"What will you bet?" asked the captain between puffs of smoke.
"One hundred thousand dollars," cried Butterfield with a bang on his fist on the table.
The guests burst into laughter and a storm of questions. With much hilarity and joking they demanded that the wager stand. Captain Harrison was more than willing. There was nothing afloat to equal his Great Eastern and surely there was nothing afoot. Butterfield was likewise sincere and assured. He would stake his own fortune on his Texas mules. He requested three months for preparation. This was agreed upon as official permission was needed from the steam company.
It is said Butterfield spent $ 50,000 in new equipment and practically all of three months in preparation. New coaches were purchased to be held in readiness at many points along the route. The drivers selected were experienced teamsters, and only the fastest span of mules and teams of horses were held at the change stations.
The Great Eastern, in perfect running order with a selected crew, its alert captain and passengers, and cargo, steamed out of New York harbor and turned south. The captain had marked the shortest course. The vessel was to take the rough and calm seas alike, not a knot was to be lost. Every man was trained; everyone felt a personal interest in the boat. The great liner could spread 7,000 yards of sail and her eight engines could turn out 11,000 horse power. On and one she sailed, around Cape Horn, up the Pacific, and on the last leg of her journey.
Over the prairies and desert sped the Texas mules. There was more interest and excitement in the in the overland run. The steamer ran along on the water, but on land there were bursts of cheers every ten or twenty miles. As the first faint cloud of dust told that the stage was coming, the population began its ovation. It increased as the stage grew nearer and the little change stations became one wild melee of noise, dust, sweating and plunging horse flesh. Each little station stood in readiness with a fresh driver and fresh teams. Before the horses had scarcely stopped, they were unfastened from the traces; others plunging were held in check just long enough to be fastened. The driver threw the mail from one boot of a stage to another. If it was at the station where coaches were changed there was only a slacking of speed.
The excitement reached its climax as the stage started its dash from each station. Yells and cheers followed the rocking stage as long as it was visible in the cloud of dust. The mules seemed to have almost a sportive attitude. On other trips they might have had to be urged, on the Butterfield race they were held in check. The stage swayed and bumped but miraculously it kept itself righted. The frontier had never known such excitement; it far exceeded Indian raids. Side bets and side interest almost equaled that of the participants; the gaming thrilled from coast to coast with the race.

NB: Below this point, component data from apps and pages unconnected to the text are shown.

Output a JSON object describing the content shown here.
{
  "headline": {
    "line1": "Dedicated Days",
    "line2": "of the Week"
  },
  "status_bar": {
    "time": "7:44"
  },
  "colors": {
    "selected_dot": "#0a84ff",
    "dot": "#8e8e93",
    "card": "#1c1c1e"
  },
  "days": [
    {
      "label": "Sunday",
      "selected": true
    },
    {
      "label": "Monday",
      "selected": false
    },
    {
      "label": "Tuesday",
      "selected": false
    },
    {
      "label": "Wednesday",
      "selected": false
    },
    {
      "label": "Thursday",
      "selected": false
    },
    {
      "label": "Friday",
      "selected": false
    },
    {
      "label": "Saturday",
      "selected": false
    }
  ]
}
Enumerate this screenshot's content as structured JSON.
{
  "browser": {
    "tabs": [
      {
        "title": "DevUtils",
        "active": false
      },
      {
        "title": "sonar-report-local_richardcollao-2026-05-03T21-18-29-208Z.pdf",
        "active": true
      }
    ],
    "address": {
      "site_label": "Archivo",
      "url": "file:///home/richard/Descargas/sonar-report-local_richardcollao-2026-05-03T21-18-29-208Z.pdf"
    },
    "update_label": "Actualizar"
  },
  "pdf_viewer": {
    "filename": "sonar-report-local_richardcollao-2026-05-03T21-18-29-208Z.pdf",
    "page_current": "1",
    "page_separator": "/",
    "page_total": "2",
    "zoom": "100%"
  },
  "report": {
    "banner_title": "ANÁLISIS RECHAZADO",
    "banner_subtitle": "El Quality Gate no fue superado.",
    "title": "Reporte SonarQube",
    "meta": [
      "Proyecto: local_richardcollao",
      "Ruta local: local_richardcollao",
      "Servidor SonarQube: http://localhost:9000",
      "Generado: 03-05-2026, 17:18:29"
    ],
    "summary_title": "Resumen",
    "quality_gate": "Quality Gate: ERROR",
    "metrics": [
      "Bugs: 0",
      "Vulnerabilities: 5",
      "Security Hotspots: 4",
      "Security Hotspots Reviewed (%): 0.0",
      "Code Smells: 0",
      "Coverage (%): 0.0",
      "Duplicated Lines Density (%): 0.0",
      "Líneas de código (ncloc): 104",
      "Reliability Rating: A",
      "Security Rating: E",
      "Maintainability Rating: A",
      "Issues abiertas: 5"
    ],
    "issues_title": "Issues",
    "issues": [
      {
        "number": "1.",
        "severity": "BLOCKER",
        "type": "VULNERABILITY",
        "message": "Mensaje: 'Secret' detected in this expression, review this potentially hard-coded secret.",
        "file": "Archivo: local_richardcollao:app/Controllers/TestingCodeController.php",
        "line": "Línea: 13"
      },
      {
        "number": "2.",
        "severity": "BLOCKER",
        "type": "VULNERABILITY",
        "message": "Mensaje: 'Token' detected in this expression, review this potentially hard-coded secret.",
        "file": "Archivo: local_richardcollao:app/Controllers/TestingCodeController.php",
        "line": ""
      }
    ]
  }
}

Twenty days of travel, of changing horses and mules, wild driving through the vastness by teamsters who thought only of the safety of the mails and the station next to be reached. Twenty days and the last relay dashed into the San Francisco station. The ovation there was led by John Butterfield. Thirty-six hours later the Great Eastern docked. John Butterfield and his mules had won.